After offering some answers to this question I will consider some simple cases of "I" inspired from recent semantic analyses (analyses of the meaning and use of the word "I"). One of these cases is an example given by the contemporary philosopher John Perry: (1) "I am making a mess." In analyzing the difference between such a proposition and the proposition (2) "John Perry is making a mess," Perry shows how the presence of an indexical like "I" wreaks havoc in the account of propositions and beliefs in the tradition of analytic philosophy to which he belongs. This is because the difference between (1) and (2) cannot be explained by considering only their respective content (the state of the world they are describing: in both cases, that John Perry is making a mess). To account for (1) ("I am making a mess") one needs to take into account the attitude of the speaker or thinker who asserts the truth of the proposition, and the relation of this attitude to action. In other words, in asserting a proposition in the first person, one always asserts it from the standpoint of an agent, even if the latter is sometimes an agent only with respect to the activity of thinking the proposition. I show how this analysis retrospectively sheds light on the celebrated Cartesian argument: "I think, therefore I am" and the role of "I" in this argument.

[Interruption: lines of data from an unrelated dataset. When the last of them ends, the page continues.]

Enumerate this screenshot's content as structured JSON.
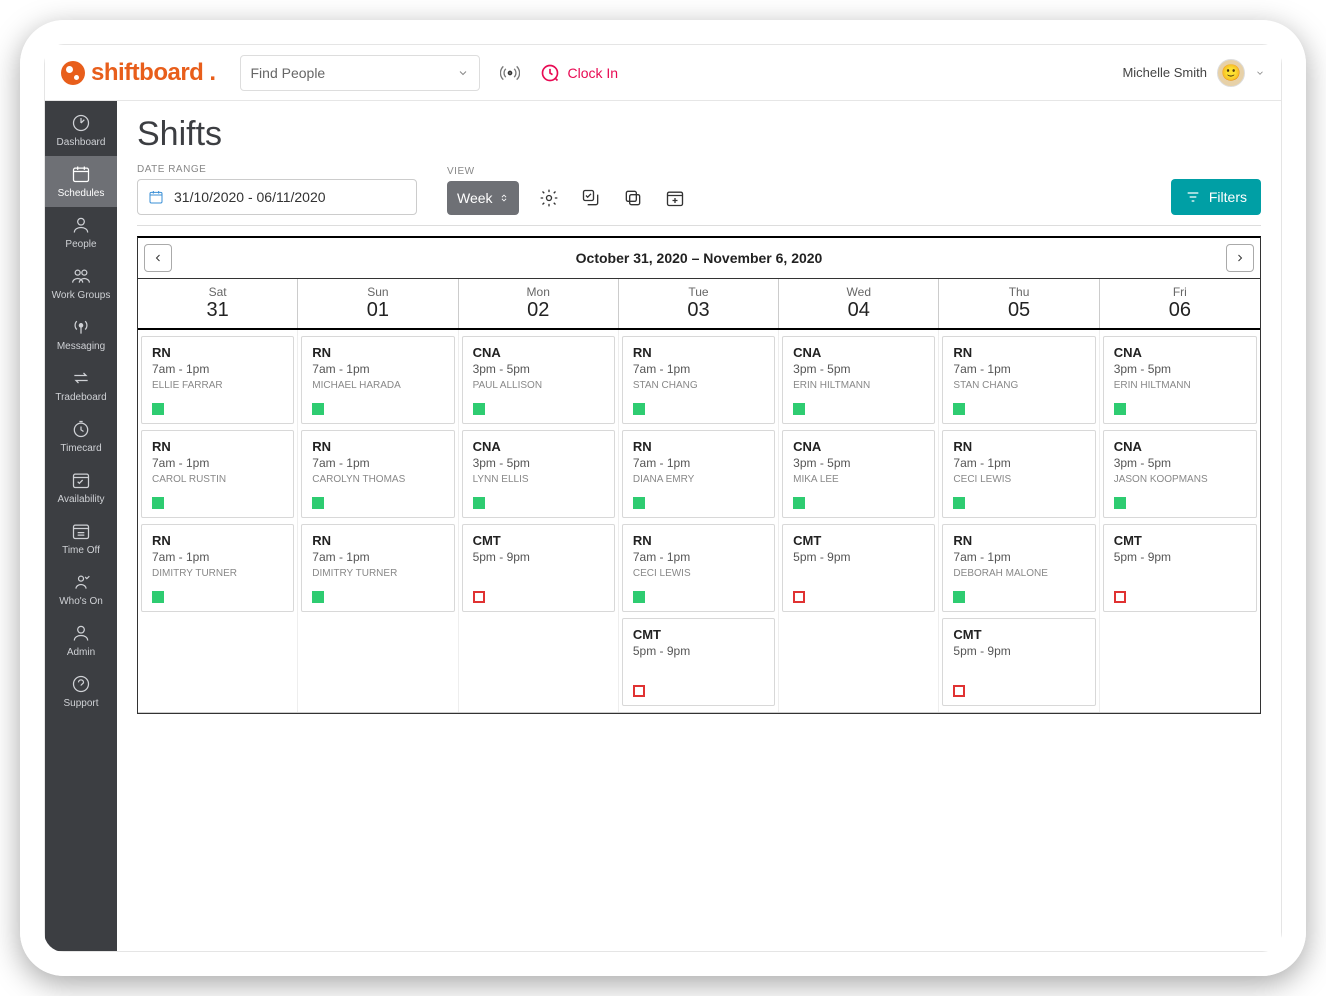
{
  "brand": "shiftboard",
  "topbar": {
    "find_placeholder": "Find People",
    "clockin_label": "Clock In",
    "user_name": "Michelle Smith"
  },
  "sidebar": [
    {
      "id": "dashboard",
      "label": "Dashboard"
    },
    {
      "id": "schedules",
      "label": "Schedules",
      "active": true
    },
    {
      "id": "people",
      "label": "People"
    },
    {
      "id": "workgroups",
      "label": "Work Groups"
    },
    {
      "id": "messaging",
      "label": "Messaging"
    },
    {
      "id": "tradeboard",
      "label": "Tradeboard"
    },
    {
      "id": "timecard",
      "label": "Timecard"
    },
    {
      "id": "availability",
      "label": "Availability"
    },
    {
      "id": "timeoff",
      "label": "Time Off"
    },
    {
      "id": "whoson",
      "label": "Who's On"
    },
    {
      "id": "admin",
      "label": "Admin"
    },
    {
      "id": "support",
      "label": "Support"
    }
  ],
  "page": {
    "title": "Shifts",
    "date_range_label": "DATE RANGE",
    "date_range_value": "31/10/2020 - 06/11/2020",
    "view_label": "VIEW",
    "week_btn": "Week",
    "filters_btn": "Filters",
    "range_title": "October 31, 2020 – November 6, 2020"
  },
  "daysHeader": [
    {
      "dow": "Sat",
      "num": "31"
    },
    {
      "dow": "Sun",
      "num": "01"
    },
    {
      "dow": "Mon",
      "num": "02"
    },
    {
      "dow": "Tue",
      "num": "03"
    },
    {
      "dow": "Wed",
      "num": "04"
    },
    {
      "dow": "Thu",
      "num": "05"
    },
    {
      "dow": "Fri",
      "num": "06"
    }
  ],
  "columns": [
    [
      {
        "role": "RN",
        "time": "7am - 1pm",
        "person": "ELLIE FARRAR",
        "status": "green"
      },
      {
        "role": "RN",
        "time": "7am - 1pm",
        "person": "CAROL RUSTIN",
        "status": "green"
      },
      {
        "role": "RN",
        "time": "7am - 1pm",
        "person": "DIMITRY TURNER",
        "status": "green"
      }
    ],
    [
      {
        "role": "RN",
        "time": "7am - 1pm",
        "person": "MICHAEL HARADA",
        "status": "green"
      },
      {
        "role": "RN",
        "time": "7am - 1pm",
        "person": "CAROLYN THOMAS",
        "status": "green"
      },
      {
        "role": "RN",
        "time": "7am - 1pm",
        "person": "DIMITRY TURNER",
        "status": "green"
      }
    ],
    [
      {
        "role": "CNA",
        "time": "3pm - 5pm",
        "person": "PAUL ALLISON",
        "status": "green"
      },
      {
        "role": "CNA",
        "time": "3pm - 5pm",
        "person": "LYNN ELLIS",
        "status": "green"
      },
      {
        "role": "CMT",
        "time": "5pm - 9pm",
        "person": "",
        "status": "red"
      }
    ],
    [
      {
        "role": "RN",
        "time": "7am - 1pm",
        "person": "STAN CHANG",
        "status": "green"
      },
      {
        "role": "RN",
        "time": "7am - 1pm",
        "person": "DIANA EMRY",
        "status": "green"
      },
      {
        "role": "RN",
        "time": "7am - 1pm",
        "person": "CECI LEWIS",
        "status": "green"
      },
      {
        "role": "CMT",
        "time": "5pm - 9pm",
        "person": "",
        "status": "red"
      }
    ],
    [
      {
        "role": "CNA",
        "time": "3pm - 5pm",
        "person": "ERIN HILTMANN",
        "status": "green"
      },
      {
        "role": "CNA",
        "time": "3pm - 5pm",
        "person": "MIKA LEE",
        "status": "green"
      },
      {
        "role": "CMT",
        "time": "5pm - 9pm",
        "person": "",
        "status": "red"
      }
    ],
    [
      {
        "role": "RN",
        "time": "7am - 1pm",
        "person": "STAN CHANG",
        "status": "green"
      },
      {
        "role": "RN",
        "time": "7am - 1pm",
        "person": "CECI LEWIS",
        "status": "green"
      },
      {
        "role": "RN",
        "time": "7am - 1pm",
        "person": "DEBORAH MALONE",
        "status": "green"
      },
      {
        "role": "CMT",
        "time": "5pm - 9pm",
        "person": "",
        "status": "red"
      }
    ],
    [
      {
        "role": "CNA",
        "time": "3pm - 5pm",
        "person": "ERIN HILTMANN",
        "status": "green"
      },
      {
        "role": "CNA",
        "time": "3pm - 5pm",
        "person": "JASON KOOPMANS",
        "status": "green"
      },
      {
        "role": "CMT",
        "time": "5pm - 9pm",
        "person": "",
        "status": "red"
      }
    ]
  ]
}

The difference between a purely descriptive standpoint (or third person standpoint - "John Perry is making a mess") and the standpoint of an agent (or first person standpoint - "I am making a mess") is further explored by way of another distinction, within the use of "I": the so-called "use of 'I' as subject" and the "use of 'I' as object" introduced by Ludwig Wittgenstein in his Blue Book. This second distinction, I suggest, is related to a distinction between different kinds of self-consciousness or self-awareness: here linguistic/semantic analyses converge with psychological descriptions and epistemological accounts of knowledge. The question becomes: what is, or what are, the kinds of relation to ourselves and to others as conscious beings involved in the various ways in which we use "I"? Some insist on the fact that self-consciousness is always consciousness of one's own body, and correspondingly "I" refers to the body. Others characterize self-consciousness (and the corresponding use of 'I') as being a way of ordering one's own mental contents rather than being the consciousness of a particular entity. I think it can be both (namely: it is sometimes one, sometimes the other), and an interesting question is how each aspect relates to the other. I discuss the question by drawing examples from Maurice Merleau-Ponty's Phénomenologie de la perception , Oliver Sachs's The man who mistook his wife for a hat, Antonio Damasio's Descartes' Error, Immanuel Kant's Kritik der reinen Vernunft, Sigmund Freud's "Ich und Es," and Jacques Lacan's "Le Stade du miroir."
Finally, I consider the relation between self-consciousness, our use of the thought and the word "I", and the notion we have of our own identity as persons. I consider some paradoxical features in classical accounts of the latter and I show how the account of "I" and self just given might help resolve these paradoxes.